WORK REQUEST:
Find the string "recommendations" in the entries and copy each line that has it.

INPUT DATA:
================================
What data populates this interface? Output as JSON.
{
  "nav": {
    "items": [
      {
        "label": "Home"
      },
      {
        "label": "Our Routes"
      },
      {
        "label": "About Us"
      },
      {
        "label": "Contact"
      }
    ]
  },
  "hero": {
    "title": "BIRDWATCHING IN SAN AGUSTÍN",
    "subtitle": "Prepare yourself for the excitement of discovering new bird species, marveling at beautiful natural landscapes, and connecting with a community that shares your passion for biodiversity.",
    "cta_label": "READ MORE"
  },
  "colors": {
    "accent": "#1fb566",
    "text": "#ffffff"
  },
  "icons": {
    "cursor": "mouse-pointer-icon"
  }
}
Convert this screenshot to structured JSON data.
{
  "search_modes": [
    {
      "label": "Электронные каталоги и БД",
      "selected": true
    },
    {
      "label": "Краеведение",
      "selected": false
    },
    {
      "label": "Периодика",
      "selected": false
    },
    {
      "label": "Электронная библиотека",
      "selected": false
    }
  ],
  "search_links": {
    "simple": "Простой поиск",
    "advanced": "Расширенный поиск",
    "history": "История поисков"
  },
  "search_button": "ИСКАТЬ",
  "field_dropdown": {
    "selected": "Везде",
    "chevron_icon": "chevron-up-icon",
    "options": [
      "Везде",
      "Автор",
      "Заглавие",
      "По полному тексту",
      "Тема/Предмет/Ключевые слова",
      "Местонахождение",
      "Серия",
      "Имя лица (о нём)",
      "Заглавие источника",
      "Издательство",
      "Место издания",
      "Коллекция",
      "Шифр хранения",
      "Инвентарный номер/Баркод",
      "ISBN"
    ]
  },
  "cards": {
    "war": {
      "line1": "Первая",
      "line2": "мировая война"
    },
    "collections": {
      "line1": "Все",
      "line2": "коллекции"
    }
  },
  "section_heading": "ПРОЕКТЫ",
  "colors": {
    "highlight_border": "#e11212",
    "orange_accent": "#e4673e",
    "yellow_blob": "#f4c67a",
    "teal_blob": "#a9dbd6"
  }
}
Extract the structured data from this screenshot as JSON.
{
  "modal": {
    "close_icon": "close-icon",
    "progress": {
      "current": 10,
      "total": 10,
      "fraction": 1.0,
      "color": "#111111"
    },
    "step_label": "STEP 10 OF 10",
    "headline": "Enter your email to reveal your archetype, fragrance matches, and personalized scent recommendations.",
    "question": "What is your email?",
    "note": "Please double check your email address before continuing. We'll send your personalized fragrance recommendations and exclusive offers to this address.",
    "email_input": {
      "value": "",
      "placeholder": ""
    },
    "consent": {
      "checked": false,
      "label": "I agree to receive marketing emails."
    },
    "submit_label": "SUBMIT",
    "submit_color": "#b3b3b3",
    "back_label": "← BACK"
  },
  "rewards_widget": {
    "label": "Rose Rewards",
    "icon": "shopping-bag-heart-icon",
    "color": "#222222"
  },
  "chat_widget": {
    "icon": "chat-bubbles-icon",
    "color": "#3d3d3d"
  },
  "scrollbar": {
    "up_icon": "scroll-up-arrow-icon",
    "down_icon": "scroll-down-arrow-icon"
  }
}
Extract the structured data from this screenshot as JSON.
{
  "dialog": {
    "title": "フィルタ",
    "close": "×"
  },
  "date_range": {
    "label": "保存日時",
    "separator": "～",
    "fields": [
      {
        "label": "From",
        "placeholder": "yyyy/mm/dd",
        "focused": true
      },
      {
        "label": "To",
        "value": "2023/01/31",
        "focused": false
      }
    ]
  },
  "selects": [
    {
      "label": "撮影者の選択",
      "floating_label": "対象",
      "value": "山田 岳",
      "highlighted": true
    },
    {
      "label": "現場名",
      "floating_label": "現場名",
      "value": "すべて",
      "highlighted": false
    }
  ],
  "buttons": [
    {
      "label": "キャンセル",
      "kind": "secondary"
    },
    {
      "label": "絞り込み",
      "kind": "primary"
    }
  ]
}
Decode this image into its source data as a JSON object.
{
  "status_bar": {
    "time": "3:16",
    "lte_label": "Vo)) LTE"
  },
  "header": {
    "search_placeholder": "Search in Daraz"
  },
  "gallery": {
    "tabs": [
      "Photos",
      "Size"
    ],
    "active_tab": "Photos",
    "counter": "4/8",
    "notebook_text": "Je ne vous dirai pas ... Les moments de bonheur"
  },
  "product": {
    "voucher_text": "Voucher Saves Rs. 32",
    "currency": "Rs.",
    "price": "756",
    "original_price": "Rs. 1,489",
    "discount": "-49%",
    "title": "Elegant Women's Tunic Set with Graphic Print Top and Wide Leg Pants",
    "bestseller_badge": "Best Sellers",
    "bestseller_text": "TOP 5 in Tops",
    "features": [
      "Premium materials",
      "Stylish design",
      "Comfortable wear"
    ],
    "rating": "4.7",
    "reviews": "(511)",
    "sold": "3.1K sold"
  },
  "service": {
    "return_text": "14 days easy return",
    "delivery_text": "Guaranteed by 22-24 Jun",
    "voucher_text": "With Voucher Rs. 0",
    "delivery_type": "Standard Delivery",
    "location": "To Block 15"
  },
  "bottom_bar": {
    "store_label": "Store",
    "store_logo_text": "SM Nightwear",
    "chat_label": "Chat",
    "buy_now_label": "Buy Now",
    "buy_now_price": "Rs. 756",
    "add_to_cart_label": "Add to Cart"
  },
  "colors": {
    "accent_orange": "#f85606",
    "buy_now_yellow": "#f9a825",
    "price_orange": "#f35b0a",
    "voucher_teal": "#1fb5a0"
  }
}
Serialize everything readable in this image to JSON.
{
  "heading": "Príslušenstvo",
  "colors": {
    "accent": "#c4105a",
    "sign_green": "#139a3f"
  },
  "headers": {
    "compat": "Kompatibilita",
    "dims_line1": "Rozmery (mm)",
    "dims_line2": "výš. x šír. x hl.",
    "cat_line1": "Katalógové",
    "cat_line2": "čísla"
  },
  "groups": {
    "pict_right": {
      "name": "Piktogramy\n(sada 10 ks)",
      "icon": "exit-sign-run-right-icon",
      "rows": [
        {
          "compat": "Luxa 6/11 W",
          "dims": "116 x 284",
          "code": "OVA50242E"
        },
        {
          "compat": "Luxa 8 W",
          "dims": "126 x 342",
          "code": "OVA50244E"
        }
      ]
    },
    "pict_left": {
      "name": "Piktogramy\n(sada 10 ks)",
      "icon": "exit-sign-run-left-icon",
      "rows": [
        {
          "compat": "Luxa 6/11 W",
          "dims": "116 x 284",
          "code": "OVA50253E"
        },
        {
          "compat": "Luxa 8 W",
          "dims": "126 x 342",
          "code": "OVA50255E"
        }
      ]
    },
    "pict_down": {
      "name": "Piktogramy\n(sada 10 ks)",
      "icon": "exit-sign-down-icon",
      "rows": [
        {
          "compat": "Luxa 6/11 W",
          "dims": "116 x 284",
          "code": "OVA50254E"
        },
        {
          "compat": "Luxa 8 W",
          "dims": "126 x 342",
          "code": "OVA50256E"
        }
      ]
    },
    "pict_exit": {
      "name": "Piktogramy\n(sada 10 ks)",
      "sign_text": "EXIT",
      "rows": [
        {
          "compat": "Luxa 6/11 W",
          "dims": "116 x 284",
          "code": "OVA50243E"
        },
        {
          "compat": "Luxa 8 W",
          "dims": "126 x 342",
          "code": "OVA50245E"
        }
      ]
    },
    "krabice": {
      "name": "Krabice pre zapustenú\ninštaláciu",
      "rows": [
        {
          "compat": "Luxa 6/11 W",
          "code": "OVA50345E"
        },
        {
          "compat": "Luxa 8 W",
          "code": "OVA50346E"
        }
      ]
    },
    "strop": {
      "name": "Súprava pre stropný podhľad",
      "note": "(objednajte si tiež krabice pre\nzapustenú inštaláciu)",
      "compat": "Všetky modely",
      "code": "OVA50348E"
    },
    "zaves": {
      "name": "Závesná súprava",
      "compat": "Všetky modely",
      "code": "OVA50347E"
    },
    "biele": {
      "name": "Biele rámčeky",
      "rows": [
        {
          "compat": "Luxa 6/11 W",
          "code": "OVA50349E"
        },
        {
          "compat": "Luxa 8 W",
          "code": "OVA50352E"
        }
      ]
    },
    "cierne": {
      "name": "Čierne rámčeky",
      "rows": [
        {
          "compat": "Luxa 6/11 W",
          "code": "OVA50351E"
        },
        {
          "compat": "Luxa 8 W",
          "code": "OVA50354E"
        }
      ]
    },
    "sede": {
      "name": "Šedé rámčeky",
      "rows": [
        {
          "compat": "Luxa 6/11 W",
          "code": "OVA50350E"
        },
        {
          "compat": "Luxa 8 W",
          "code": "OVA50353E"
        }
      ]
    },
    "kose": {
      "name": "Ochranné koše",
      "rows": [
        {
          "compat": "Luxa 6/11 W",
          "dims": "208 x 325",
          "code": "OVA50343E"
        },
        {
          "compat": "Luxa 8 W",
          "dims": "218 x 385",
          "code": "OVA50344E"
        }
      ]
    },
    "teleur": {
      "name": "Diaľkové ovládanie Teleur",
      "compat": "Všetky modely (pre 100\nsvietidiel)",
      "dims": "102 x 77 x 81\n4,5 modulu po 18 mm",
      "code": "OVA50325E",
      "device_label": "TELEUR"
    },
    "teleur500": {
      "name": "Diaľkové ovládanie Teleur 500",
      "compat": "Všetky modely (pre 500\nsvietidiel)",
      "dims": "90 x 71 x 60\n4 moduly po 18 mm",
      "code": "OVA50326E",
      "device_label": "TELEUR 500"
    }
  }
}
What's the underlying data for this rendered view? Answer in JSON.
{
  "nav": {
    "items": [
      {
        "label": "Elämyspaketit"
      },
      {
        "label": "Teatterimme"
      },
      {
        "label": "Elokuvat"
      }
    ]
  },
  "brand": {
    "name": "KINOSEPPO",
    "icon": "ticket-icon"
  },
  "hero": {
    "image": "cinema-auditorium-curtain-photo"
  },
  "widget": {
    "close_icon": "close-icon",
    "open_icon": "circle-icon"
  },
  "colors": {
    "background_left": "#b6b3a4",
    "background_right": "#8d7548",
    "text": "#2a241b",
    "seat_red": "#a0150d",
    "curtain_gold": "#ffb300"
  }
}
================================
REPLY TO THE EXERCISE:
    "headline": "Enter your email to reveal your archetype, fragrance matches, and personalized scent recommendations.",
    "note": "Please double check your email address before continuing. We'll send your personalized fragrance recommendations and exclusive offers to this address.",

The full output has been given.